- [Stored data entries]:
▼

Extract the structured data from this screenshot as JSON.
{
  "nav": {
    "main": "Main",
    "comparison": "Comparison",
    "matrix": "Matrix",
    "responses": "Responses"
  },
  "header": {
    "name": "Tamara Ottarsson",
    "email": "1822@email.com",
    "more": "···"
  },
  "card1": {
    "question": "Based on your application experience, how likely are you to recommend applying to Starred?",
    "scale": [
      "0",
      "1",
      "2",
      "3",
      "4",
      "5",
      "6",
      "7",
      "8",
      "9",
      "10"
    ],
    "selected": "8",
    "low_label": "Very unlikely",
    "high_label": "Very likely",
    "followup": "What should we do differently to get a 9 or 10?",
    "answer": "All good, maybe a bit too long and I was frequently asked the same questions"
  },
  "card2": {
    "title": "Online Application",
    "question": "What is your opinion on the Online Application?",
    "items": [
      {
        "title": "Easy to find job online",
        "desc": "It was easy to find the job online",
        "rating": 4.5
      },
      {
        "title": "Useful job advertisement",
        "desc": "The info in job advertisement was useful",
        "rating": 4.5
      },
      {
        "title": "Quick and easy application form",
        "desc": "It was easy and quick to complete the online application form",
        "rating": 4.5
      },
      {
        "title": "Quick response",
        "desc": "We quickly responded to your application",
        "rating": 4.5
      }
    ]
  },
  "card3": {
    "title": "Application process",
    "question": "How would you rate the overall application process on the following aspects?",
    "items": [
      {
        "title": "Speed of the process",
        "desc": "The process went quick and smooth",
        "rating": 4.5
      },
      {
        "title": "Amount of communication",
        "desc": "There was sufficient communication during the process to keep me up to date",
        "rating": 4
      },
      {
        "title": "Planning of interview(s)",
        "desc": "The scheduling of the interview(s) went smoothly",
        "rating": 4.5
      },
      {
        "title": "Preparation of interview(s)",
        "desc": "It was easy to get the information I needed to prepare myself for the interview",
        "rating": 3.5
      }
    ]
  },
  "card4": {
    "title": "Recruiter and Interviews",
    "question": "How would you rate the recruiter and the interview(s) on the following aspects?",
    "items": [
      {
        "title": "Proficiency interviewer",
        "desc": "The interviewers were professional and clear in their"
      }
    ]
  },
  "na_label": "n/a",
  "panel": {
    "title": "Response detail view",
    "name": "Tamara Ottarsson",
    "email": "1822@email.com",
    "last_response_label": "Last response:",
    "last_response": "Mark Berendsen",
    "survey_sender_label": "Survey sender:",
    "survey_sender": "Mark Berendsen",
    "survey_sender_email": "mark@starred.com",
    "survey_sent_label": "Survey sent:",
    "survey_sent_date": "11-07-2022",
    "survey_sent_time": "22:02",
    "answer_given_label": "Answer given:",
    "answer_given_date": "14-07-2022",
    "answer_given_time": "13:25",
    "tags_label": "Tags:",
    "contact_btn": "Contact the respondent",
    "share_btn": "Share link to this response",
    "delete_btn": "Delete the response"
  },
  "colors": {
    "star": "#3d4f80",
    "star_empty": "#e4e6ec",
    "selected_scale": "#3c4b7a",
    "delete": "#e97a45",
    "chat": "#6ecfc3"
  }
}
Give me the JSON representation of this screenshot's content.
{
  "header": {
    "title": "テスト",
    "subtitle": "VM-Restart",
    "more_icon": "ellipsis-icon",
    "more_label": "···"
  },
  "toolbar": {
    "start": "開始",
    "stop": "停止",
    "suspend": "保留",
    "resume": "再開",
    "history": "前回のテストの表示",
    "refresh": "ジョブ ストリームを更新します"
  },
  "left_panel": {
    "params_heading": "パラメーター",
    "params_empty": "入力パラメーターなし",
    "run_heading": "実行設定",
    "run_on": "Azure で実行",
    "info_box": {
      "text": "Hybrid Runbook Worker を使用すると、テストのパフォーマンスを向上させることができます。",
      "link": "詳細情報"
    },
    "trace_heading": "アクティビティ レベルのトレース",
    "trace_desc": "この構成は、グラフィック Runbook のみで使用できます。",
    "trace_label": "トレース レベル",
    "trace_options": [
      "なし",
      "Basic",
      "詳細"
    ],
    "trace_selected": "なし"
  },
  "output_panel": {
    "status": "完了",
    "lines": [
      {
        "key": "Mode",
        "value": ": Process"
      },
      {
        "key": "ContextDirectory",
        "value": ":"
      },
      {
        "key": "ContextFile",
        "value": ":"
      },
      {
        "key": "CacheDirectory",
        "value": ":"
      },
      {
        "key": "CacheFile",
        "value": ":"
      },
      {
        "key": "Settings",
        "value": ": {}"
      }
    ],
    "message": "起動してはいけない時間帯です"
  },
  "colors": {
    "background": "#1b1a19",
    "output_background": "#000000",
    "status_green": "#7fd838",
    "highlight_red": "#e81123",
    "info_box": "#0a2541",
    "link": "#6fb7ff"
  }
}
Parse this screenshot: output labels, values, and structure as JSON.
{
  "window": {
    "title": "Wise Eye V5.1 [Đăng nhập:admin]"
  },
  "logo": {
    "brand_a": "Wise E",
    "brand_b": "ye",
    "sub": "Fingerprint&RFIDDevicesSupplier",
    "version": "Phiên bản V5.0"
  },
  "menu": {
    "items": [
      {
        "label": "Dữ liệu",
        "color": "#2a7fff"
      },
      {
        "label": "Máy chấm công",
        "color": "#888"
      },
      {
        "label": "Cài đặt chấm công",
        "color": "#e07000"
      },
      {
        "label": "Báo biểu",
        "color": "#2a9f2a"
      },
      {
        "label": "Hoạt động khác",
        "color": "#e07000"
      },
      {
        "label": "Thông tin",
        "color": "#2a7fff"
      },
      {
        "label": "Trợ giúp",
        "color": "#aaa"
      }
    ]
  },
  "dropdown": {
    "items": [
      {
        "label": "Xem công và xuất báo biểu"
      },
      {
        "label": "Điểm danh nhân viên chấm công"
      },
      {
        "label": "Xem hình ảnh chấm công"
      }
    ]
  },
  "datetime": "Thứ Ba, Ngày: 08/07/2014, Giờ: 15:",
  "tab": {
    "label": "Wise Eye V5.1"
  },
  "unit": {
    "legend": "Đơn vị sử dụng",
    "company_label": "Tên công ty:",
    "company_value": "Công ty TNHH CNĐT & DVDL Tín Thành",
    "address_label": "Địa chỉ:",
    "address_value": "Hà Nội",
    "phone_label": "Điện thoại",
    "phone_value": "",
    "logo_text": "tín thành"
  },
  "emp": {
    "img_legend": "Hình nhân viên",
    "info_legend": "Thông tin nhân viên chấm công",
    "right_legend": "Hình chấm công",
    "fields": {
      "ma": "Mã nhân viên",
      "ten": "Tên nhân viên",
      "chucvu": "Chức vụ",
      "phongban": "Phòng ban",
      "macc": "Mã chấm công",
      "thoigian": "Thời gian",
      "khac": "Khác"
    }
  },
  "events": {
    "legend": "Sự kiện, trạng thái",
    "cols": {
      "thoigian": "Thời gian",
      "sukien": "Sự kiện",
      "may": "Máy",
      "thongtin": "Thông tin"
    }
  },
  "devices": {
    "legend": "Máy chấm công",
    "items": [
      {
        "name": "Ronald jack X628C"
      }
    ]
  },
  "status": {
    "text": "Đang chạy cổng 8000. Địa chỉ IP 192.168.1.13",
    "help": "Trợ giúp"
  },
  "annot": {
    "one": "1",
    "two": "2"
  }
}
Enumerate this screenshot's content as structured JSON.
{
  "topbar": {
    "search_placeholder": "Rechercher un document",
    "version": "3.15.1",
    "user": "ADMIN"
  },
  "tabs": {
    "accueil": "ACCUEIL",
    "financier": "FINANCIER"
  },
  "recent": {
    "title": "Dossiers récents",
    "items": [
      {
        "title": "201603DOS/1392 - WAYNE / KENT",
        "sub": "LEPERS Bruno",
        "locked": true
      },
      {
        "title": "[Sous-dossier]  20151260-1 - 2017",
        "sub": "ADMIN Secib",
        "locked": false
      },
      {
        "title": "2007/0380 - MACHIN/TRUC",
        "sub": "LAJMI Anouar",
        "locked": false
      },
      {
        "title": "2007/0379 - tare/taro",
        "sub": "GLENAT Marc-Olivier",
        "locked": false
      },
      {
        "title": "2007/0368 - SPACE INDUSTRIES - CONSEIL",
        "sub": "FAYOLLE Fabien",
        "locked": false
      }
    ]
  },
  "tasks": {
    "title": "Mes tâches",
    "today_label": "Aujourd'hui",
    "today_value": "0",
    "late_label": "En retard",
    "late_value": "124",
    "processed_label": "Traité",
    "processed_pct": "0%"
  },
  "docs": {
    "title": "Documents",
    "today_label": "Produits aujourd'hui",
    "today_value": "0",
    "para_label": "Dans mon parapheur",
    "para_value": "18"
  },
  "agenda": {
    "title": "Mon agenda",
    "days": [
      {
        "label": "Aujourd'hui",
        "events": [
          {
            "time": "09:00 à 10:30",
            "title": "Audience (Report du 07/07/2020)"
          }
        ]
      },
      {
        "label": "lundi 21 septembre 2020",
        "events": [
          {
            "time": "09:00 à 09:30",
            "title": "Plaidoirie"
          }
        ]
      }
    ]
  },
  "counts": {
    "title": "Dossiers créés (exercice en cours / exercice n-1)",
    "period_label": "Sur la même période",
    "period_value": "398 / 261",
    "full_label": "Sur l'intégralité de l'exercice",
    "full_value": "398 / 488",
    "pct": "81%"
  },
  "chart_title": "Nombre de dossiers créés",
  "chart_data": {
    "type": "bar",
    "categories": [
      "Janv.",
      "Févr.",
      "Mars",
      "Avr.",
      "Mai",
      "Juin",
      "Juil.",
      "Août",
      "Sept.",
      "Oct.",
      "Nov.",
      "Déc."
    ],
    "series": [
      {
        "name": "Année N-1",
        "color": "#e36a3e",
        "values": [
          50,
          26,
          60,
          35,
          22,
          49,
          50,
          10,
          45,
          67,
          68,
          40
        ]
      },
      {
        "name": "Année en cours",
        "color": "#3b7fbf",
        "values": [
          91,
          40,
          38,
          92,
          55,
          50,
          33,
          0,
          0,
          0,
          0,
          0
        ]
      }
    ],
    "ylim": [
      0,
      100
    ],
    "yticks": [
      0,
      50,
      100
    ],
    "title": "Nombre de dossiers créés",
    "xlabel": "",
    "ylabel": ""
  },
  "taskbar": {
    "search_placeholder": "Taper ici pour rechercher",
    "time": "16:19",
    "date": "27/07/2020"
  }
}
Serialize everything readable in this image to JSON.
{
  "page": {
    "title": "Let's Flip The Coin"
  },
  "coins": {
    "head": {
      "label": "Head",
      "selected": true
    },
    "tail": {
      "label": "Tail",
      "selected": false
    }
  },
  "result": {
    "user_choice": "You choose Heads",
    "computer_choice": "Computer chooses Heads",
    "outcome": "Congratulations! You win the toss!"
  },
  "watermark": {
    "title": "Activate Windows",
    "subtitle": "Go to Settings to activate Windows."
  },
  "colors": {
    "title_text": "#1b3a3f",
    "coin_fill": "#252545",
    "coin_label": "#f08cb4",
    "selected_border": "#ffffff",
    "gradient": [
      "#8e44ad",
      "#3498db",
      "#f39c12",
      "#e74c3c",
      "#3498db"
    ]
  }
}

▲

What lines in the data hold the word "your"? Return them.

    "question": "Based on your application experience, how likely are you to recommend applying to Starred?",
    "question": "What is your opinion on the Online Application?",
        "desc": "We quickly responded to your application",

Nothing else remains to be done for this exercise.